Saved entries
##############################
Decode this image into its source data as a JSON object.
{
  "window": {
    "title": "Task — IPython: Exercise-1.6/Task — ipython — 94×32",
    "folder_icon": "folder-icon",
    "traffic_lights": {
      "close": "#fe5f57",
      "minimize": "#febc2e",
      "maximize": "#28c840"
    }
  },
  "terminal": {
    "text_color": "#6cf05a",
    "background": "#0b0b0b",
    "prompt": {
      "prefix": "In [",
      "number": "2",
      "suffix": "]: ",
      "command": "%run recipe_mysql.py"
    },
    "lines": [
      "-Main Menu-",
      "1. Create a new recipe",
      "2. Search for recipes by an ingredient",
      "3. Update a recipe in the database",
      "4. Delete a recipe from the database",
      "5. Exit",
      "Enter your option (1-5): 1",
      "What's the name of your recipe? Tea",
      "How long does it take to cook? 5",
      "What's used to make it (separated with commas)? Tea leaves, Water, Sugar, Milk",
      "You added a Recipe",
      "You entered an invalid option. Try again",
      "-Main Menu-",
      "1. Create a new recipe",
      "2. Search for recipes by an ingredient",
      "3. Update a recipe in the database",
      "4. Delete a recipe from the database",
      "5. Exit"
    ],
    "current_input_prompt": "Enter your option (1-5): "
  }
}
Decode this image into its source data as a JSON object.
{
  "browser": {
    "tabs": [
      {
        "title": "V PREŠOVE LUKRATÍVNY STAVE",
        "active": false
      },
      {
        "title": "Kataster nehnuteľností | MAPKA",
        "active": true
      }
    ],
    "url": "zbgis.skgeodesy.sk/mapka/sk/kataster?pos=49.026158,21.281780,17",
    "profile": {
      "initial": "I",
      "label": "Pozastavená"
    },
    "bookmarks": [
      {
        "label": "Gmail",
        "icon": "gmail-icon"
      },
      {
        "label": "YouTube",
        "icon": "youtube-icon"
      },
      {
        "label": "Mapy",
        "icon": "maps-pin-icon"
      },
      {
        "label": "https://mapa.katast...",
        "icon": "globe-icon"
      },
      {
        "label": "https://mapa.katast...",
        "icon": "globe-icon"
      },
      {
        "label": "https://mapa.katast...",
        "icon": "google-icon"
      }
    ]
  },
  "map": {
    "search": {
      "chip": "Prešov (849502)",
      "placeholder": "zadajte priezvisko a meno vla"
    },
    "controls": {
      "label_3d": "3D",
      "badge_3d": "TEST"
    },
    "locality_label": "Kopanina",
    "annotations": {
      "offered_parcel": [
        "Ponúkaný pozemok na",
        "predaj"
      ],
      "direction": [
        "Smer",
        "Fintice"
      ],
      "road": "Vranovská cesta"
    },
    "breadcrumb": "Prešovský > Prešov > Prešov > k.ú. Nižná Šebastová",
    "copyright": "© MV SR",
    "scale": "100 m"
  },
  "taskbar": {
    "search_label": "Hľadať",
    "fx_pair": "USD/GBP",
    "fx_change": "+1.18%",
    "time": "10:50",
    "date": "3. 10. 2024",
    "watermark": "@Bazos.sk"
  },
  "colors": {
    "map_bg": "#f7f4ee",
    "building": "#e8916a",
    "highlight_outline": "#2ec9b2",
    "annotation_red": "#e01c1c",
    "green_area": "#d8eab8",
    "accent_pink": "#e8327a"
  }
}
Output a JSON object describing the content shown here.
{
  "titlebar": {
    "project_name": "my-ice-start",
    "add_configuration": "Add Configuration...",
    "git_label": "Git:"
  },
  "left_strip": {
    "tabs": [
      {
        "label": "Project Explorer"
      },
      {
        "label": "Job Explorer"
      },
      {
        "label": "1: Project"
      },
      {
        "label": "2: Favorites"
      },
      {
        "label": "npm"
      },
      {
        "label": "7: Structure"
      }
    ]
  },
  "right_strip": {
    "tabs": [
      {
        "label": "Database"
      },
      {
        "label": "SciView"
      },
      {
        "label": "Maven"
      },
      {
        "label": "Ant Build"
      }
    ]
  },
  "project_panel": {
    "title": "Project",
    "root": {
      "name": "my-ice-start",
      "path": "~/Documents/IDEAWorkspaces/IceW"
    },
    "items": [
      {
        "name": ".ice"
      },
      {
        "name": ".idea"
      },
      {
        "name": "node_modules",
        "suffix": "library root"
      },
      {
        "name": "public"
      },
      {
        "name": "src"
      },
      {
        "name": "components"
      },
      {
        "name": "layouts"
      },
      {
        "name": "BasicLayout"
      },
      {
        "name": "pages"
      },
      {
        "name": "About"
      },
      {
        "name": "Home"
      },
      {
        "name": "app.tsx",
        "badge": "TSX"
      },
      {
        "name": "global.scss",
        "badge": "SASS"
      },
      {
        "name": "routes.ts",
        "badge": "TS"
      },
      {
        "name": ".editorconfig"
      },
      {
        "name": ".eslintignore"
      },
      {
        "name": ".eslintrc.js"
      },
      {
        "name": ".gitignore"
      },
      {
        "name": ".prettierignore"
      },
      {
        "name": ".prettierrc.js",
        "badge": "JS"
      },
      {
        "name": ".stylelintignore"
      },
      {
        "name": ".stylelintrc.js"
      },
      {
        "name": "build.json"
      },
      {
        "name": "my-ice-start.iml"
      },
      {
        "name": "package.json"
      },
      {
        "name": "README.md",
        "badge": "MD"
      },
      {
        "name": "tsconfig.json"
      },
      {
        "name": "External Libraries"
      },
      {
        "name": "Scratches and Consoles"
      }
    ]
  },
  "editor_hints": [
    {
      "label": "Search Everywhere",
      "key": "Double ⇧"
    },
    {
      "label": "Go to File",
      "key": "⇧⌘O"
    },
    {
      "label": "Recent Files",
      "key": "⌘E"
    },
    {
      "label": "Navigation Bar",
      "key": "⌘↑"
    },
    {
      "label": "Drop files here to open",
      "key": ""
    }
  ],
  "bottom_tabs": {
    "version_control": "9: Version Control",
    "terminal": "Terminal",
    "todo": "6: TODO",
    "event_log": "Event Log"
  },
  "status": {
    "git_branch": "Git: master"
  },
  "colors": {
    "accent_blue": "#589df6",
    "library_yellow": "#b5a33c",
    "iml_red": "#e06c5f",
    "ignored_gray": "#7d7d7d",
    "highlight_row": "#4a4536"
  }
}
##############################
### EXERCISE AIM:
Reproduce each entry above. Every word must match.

### ANSWER SECTION:
Decode this image into its source data as a JSON object.
{
  "window": {
    "title": "Task — IPython: Exercise-1.6/Task — ipython — 94×32",
    "folder_icon": "folder-icon",
    "traffic_lights": {
      "close": "#fe5f57",
      "minimize": "#febc2e",
      "maximize": "#28c840"
    }
  },
  "terminal": {
    "text_color": "#6cf05a",
    "background": "#0b0b0b",
    "prompt": {
      "prefix": "In [",
      "number": "2",
      "suffix": "]: ",
      "command": "%run recipe_mysql.py"
    },
    "lines": [
      "-Main Menu-",
      "1. Create a new recipe",
      "2. Search for recipes by an ingredient",
      "3. Update a recipe in the database",
      "4. Delete a recipe from the database",
      "5. Exit",
      "Enter your option (1-5): 1",
      "What's the name of your recipe? Tea",
      "How long does it take to cook? 5",
      "What's used to make it (separated with commas)? Tea leaves, Water, Sugar, Milk",
      "You added a Recipe",
      "You entered an invalid option. Try again",
      "-Main Menu-",
      "1. Create a new recipe",
      "2. Search for recipes by an ingredient",
      "3. Update a recipe in the database",
      "4. Delete a recipe from the database",
      "5. Exit"
    ],
    "current_input_prompt": "Enter your option (1-5): "
  }
}
Decode this image into its source data as a JSON object.
{
  "browser": {
    "tabs": [
      {
        "title": "V PREŠOVE LUKRATÍVNY STAVE",
        "active": false
      },
      {
        "title": "Kataster nehnuteľností | MAPKA",
        "active": true
      }
    ],
    "url": "zbgis.skgeodesy.sk/mapka/sk/kataster?pos=49.026158,21.281780,17",
    "profile": {
      "initial": "I",
      "label": "Pozastavená"
    },
    "bookmarks": [
      {
        "label": "Gmail",
        "icon": "gmail-icon"
      },
      {
        "label": "YouTube",
        "icon": "youtube-icon"
      },
      {
        "label": "Mapy",
        "icon": "maps-pin-icon"
      },
      {
        "label": "https://mapa.katast...",
        "icon": "globe-icon"
      },
      {
        "label": "https://mapa.katast...",
        "icon": "globe-icon"
      },
      {
        "label": "https://mapa.katast...",
        "icon": "google-icon"
      }
    ]
  },
  "map": {
    "search": {
      "chip": "Prešov (849502)",
      "placeholder": "zadajte priezvisko a meno vla"
    },
    "controls": {
      "label_3d": "3D",
      "badge_3d": "TEST"
    },
    "locality_label": "Kopanina",
    "annotations": {
      "offered_parcel": [
        "Ponúkaný pozemok na",
        "predaj"
      ],
      "direction": [
        "Smer",
        "Fintice"
      ],
      "road": "Vranovská cesta"
    },
    "breadcrumb": "Prešovský > Prešov > Prešov > k.ú. Nižná Šebastová",
    "copyright": "© MV SR",
    "scale": "100 m"
  },
  "taskbar": {
    "search_label": "Hľadať",
    "fx_pair": "USD/GBP",
    "fx_change": "+1.18%",
    "time": "10:50",
    "date": "3. 10. 2024",
    "watermark": "@Bazos.sk"
  },
  "colors": {
    "map_bg": "#f7f4ee",
    "building": "#e8916a",
    "highlight_outline": "#2ec9b2",
    "annotation_red": "#e01c1c",
    "green_area": "#d8eab8",
    "accent_pink": "#e8327a"
  }
}
Output a JSON object describing the content shown here.
{
  "titlebar": {
    "project_name": "my-ice-start",
    "add_configuration": "Add Configuration...",
    "git_label": "Git:"
  },
  "left_strip": {
    "tabs": [
      {
        "label": "Project Explorer"
      },
      {
        "label": "Job Explorer"
      },
      {
        "label": "1: Project"
      },
      {
        "label": "2: Favorites"
      },
      {
        "label": "npm"
      },
      {
        "label": "7: Structure"
      }
    ]
  },
  "right_strip": {
    "tabs": [
      {
        "label": "Database"
      },
      {
        "label": "SciView"
      },
      {
        "label": "Maven"
      },
      {
        "label": "Ant Build"
      }
    ]
  },
  "project_panel": {
    "title": "Project",
    "root": {
      "name": "my-ice-start",
      "path": "~/Documents/IDEAWorkspaces/IceW"
    },
    "items": [
      {
        "name": ".ice"
      },
      {
        "name": ".idea"
      },
      {
        "name": "node_modules",
        "suffix": "library root"
      },
      {
        "name": "public"
      },
      {
        "name": "src"
      },
      {
        "name": "components"
      },
      {
        "name": "layouts"
      },
      {
        "name": "BasicLayout"
      },
      {
        "name": "pages"
      },
      {
        "name": "About"
      },
      {
        "name": "Home"
      },
      {
        "name": "app.tsx",
        "badge": "TSX"
      },
      {
        "name": "global.scss",
        "badge": "SASS"
      },
      {
        "name": "routes.ts",
        "badge": "TS"
      },
      {
        "name": ".editorconfig"
      },
      {
        "name": ".eslintignore"
      },
      {
        "name": ".eslintrc.js"
      },
      {
        "name": ".gitignore"
      },
      {
        "name": ".prettierignore"
      },
      {
        "name": ".prettierrc.js",
        "badge": "JS"
      },
      {
        "name": ".stylelintignore"
      },
      {
        "name": ".stylelintrc.js"
      },
      {
        "name": "build.json"
      },
      {
        "name": "my-ice-start.iml"
      },
      {
        "name": "package.json"
      },
      {
        "name": "README.md",
        "badge": "MD"
      },
      {
        "name": "tsconfig.json"
      },
      {
        "name": "External Libraries"
      },
      {
        "name": "Scratches and Consoles"
      }
    ]
  },
  "editor_hints": [
    {
      "label": "Search Everywhere",
      "key": "Double ⇧"
    },
    {
      "label": "Go to File",
      "key": "⇧⌘O"
    },
    {
      "label": "Recent Files",
      "key": "⌘E"
    },
    {
      "label": "Navigation Bar",
      "key": "⌘↑"
    },
    {
      "label": "Drop files here to open",
      "key": ""
    }
  ],
  "bottom_tabs": {
    "version_control": "9: Version Control",
    "terminal": "Terminal",
    "todo": "6: TODO",
    "event_log": "Event Log"
  },
  "status": {
    "git_branch": "Git: master"
  },
  "colors": {
    "accent_blue": "#589df6",
    "library_yellow": "#b5a33c",
    "iml_red": "#e06c5f",
    "ignored_gray": "#7d7d7d",
    "highlight_row": "#4a4536"
  }
}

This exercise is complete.